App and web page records
================
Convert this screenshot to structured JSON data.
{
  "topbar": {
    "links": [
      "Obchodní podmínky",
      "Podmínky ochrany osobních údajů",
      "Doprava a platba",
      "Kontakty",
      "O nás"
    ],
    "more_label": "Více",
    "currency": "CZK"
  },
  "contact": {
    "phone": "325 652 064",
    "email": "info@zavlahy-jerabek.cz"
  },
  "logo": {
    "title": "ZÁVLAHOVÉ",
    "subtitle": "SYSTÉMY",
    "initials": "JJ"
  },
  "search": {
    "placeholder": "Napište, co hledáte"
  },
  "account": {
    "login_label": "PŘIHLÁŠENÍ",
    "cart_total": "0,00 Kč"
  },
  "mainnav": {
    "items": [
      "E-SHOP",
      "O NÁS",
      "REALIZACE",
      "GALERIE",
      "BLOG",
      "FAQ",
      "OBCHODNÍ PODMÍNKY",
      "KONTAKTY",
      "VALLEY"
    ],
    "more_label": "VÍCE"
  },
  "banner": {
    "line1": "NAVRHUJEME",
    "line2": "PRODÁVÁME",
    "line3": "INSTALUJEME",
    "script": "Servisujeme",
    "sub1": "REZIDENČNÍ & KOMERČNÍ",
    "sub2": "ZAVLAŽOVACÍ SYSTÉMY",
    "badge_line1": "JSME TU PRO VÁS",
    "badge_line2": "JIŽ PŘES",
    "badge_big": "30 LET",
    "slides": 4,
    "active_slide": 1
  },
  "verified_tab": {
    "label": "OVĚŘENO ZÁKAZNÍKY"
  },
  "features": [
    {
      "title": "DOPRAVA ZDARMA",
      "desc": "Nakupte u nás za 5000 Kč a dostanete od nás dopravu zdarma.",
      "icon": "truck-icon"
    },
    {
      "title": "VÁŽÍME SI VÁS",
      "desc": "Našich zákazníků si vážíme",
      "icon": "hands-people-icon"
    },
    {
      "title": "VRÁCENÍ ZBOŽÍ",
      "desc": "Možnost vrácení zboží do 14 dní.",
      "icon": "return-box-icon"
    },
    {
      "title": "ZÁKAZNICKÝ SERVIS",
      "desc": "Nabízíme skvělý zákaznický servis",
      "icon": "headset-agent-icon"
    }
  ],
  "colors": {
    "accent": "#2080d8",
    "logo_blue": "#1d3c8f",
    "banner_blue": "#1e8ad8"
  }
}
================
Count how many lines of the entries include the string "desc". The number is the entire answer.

4